In venous leg ulcers, the underlying disease, chronic venous insufficiency, persists even after the wound has been closed. In order to maintain long-term treatment success, compression therapy should be continued after wound healing with medical compression stockings.

For the time after wound healing, patients can choose from a wide range of medical compression stockings in a variety of colours and variations. Flat-knit compression stockings (e.g. mediven mondi) are the ideal choice for patients with an additional disorder of the lymphatic system and consequently a tendency to lymphoedema.

If there is a venous swelling tendency, a so-called phleboedema tendency, round knitted compression stockings (e.g. mediven plus) are used. This allows each patient to be treated individually in order to maintain the long-term success of the therapy.

For patients who have challenges with medical compression stockings (e.g. donning and doffing) adjustable compression devices (e.g. circaid juxtalite) are an alternative to continue compression therapy.

Sources and remarks:

Harding K et al. Simplifying venous leg ulcer management. Consensus recommendations. Wounds International 2015.
Scottish Intercollegiate Guidelines Network (SIGN). Management of chronic venous leg ulcers: a national clinical guideline. Edinburgh: NHS Quality Improvement Scotland; 2010. Available at www.sign.ac.uk/pdf/sign120.pdf (Last access 6 April 2020).
Sauer K et al. Barmer GEK Heil- und Hilfsmittelreport 2014. Available at www.barmer.de/presse/infothek/studien-und-reports/heil-und-hilfsmittelreport/report-2014-38588 (last access 6 April 2020).
O’Donnell T F et al. Management of venous leg ulcers: Clinical practice guidelines of the Society for Vascular Surgery® and the American Venous Forum.

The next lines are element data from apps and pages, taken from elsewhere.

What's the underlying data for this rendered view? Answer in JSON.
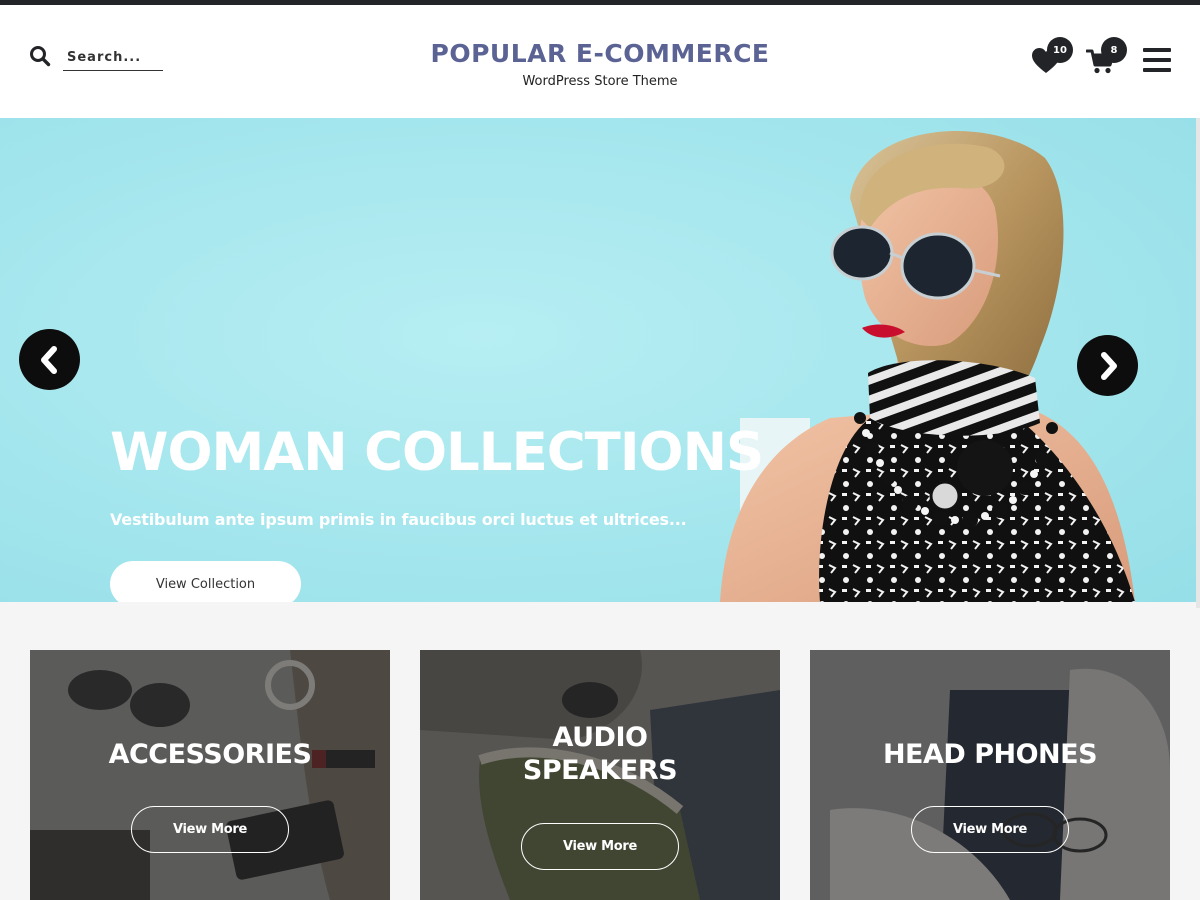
{
  "header": {
    "search_placeholder": "Search...",
    "brand_title": "POPULAR E-COMMERCE",
    "brand_tagline": "WordPress Store Theme",
    "wishlist_count": "10",
    "cart_count": "8"
  },
  "hero": {
    "heading": "WOMAN COLLECTIONS",
    "subheading": "Vestibulum ante ipsum primis in faucibus orci luctus et ultrices...",
    "button_label": "View Collection"
  },
  "categories": [
    {
      "title": "ACCESSORIES",
      "button_label": "View More"
    },
    {
      "title_line1": "AUDIO",
      "title_line2": "SPEAKERS",
      "button_label": "View More"
    },
    {
      "title": "HEAD PHONES",
      "button_label": "View More"
    }
  ],
  "colors": {
    "brand": "#5a6394",
    "dark": "#222427",
    "hero_bg": "#a7e7ee"
  },
  "icons": {
    "search": "search-icon",
    "wishlist": "heart-icon",
    "cart": "cart-icon",
    "menu": "hamburger-menu-icon",
    "prev": "chevron-left-icon",
    "next": "chevron-right-icon"
  }
}
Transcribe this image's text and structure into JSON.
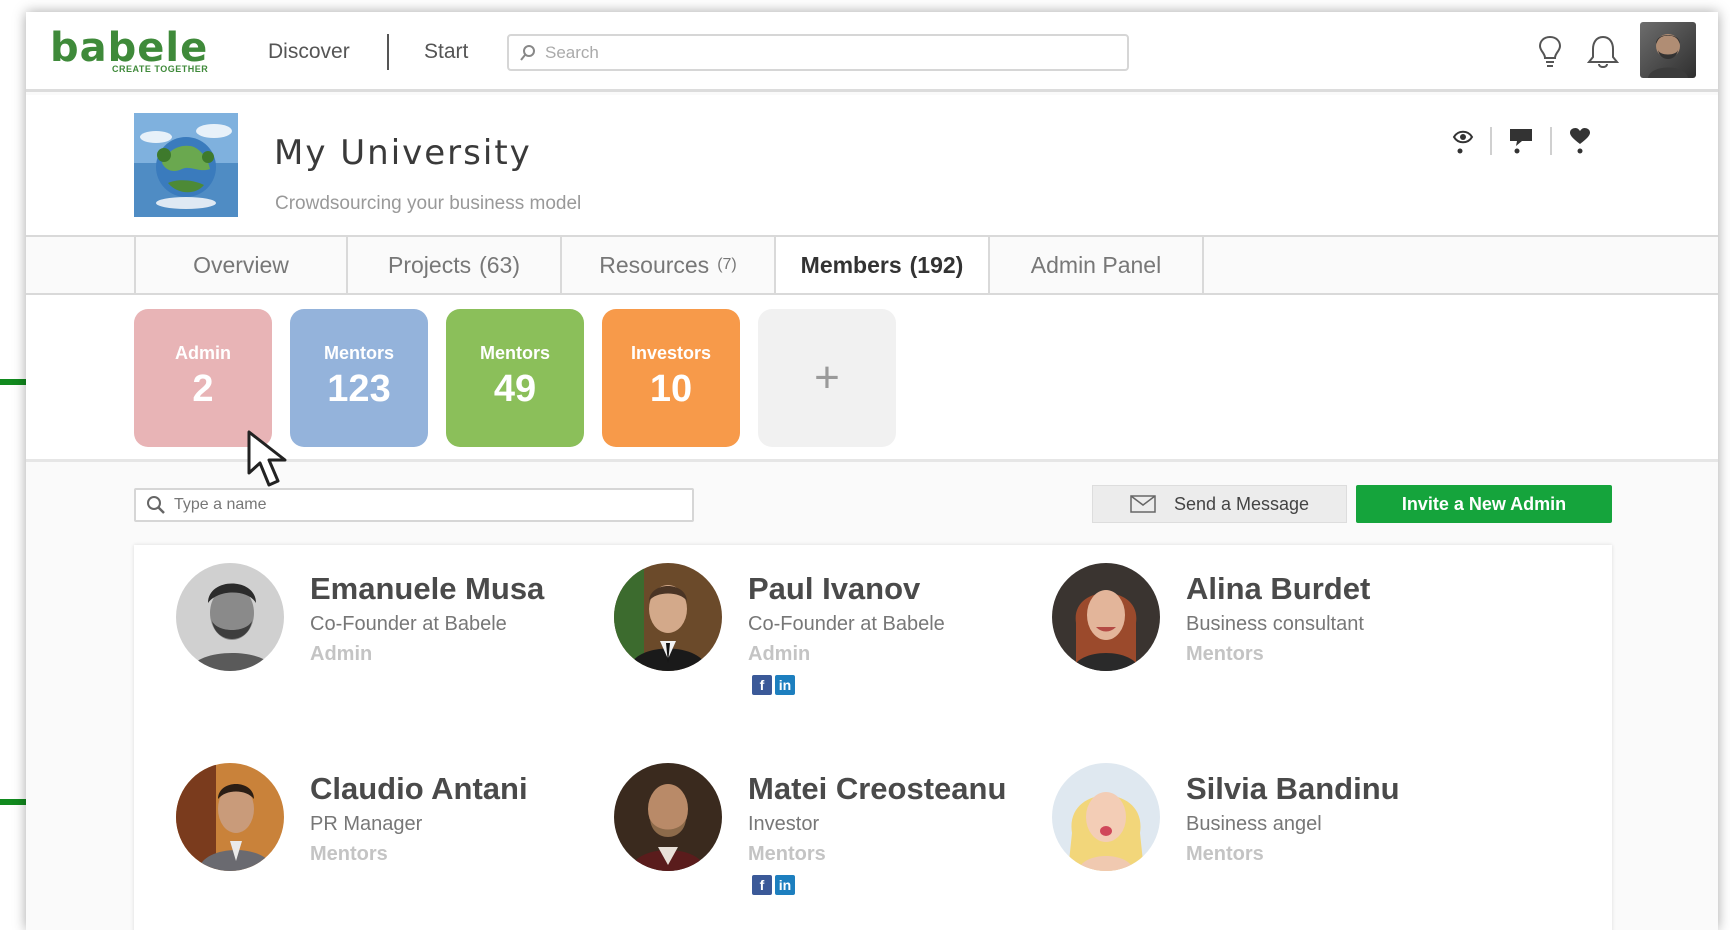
{
  "topnav": {
    "logo": {
      "word": "babele",
      "tagline": "CREATE TOGETHER"
    },
    "links": [
      "Discover",
      "Start"
    ],
    "search_placeholder": "Search",
    "icons": [
      "lightbulb-icon",
      "bell-icon"
    ]
  },
  "org": {
    "title": "My University",
    "subtitle": "Crowdsourcing your business model",
    "actions": [
      "eye-icon",
      "comment-icon",
      "heart-icon"
    ]
  },
  "tabs": [
    {
      "label": "Overview",
      "count": ""
    },
    {
      "label": "Projects",
      "count": "(63)"
    },
    {
      "label": "Resources",
      "count": "(7)"
    },
    {
      "label": "Members",
      "count": "(192)",
      "active": true
    },
    {
      "label": "Admin Panel",
      "count": ""
    }
  ],
  "role_cards": [
    {
      "label": "Admin",
      "count": "2",
      "color": "#e8b4b6"
    },
    {
      "label": "Mentors",
      "count": "123",
      "color": "#94b3db"
    },
    {
      "label": "Mentors",
      "count": "49",
      "color": "#8bbf5a"
    },
    {
      "label": "Investors",
      "count": "10",
      "color": "#f79a4a"
    }
  ],
  "add_card_label": "+",
  "filter": {
    "placeholder": "Type a name"
  },
  "buttons": {
    "send_message": "Send a Message",
    "invite_admin": "Invite a New Admin"
  },
  "members": [
    {
      "name": "Emanuele Musa",
      "title": "Co-Founder at Babele",
      "role": "Admin",
      "social": false
    },
    {
      "name": "Paul Ivanov",
      "title": "Co-Founder at Babele",
      "role": "Admin",
      "social": true
    },
    {
      "name": "Alina Burdet",
      "title": "Business consultant",
      "role": "Mentors",
      "social": false
    },
    {
      "name": "Claudio Antani",
      "title": "PR Manager",
      "role": "Mentors",
      "social": false
    },
    {
      "name": "Matei Creosteanu",
      "title": "Investor",
      "role": "Mentors",
      "social": true
    },
    {
      "name": "Silvia Bandinu",
      "title": "Business angel",
      "role": "Mentors",
      "social": false
    }
  ],
  "social_labels": {
    "facebook": "f",
    "linkedin": "in"
  },
  "colors": {
    "brand_green": "#3f8a3a",
    "invite_green": "#15a43c",
    "marker_green": "#128a1f"
  }
}
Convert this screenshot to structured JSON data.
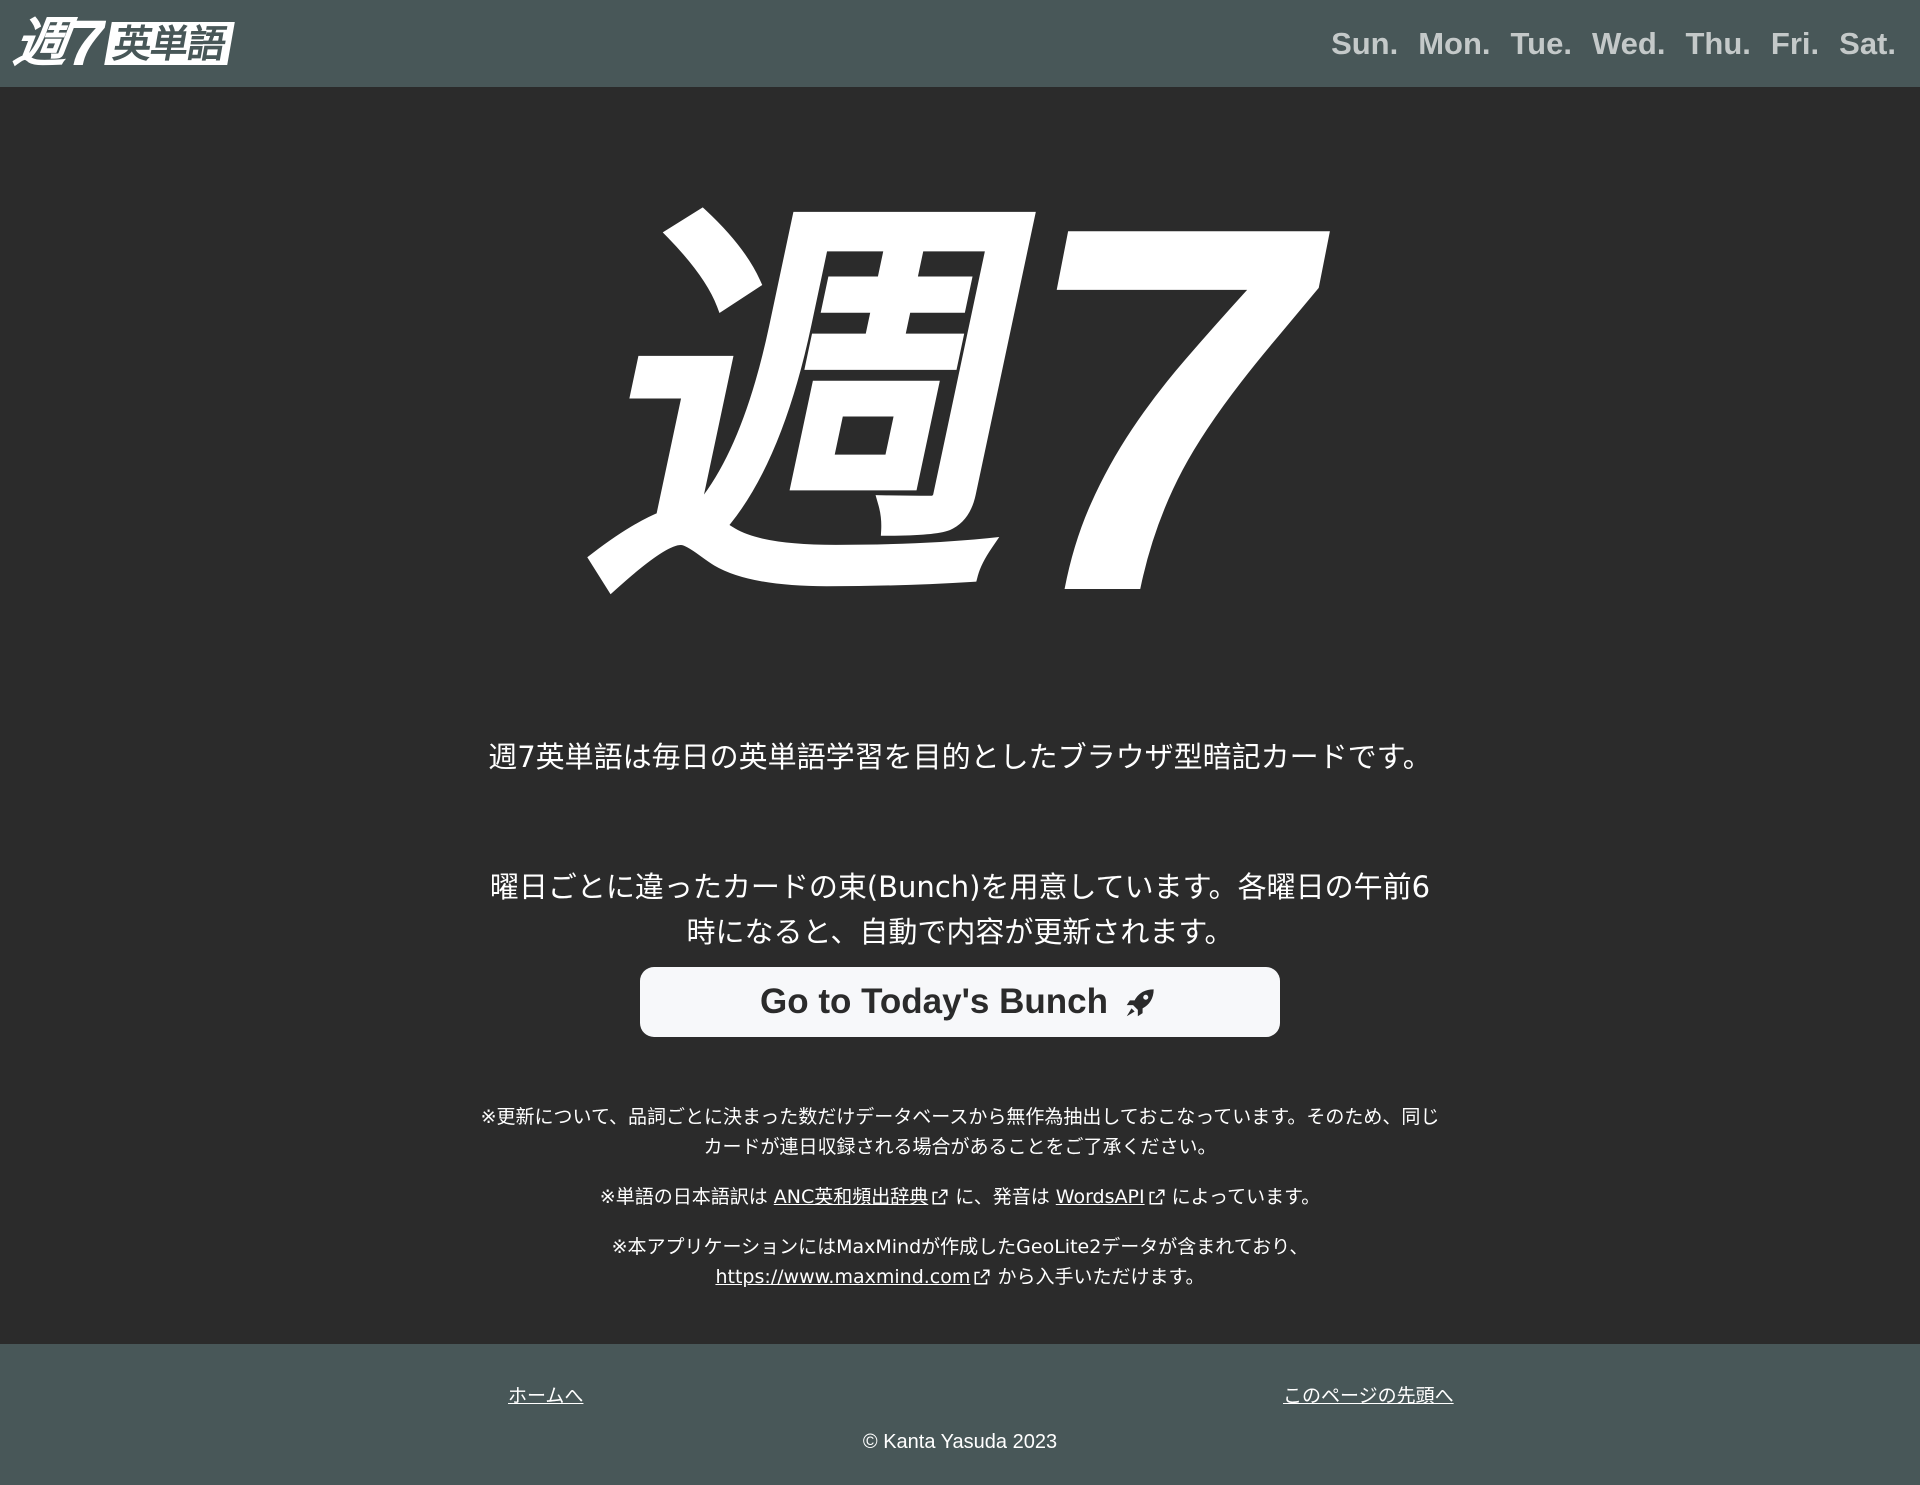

JVS, 2014;60(2):3S - 59S.
Rabe E et al. S2k-Leitlinie: Medizinische Kompressionstherapie der Extremitäten mit Medizinischem Kompressionsstrumpf (MKS), Phlebologischem Kompressionsverband (PKV) und Medizinischen adaptiven Kompressionssystemen (MAK). Available at: https://www.awmf.org/leitlinien/detail/ll/037-005.html (Last access 6 April 2020).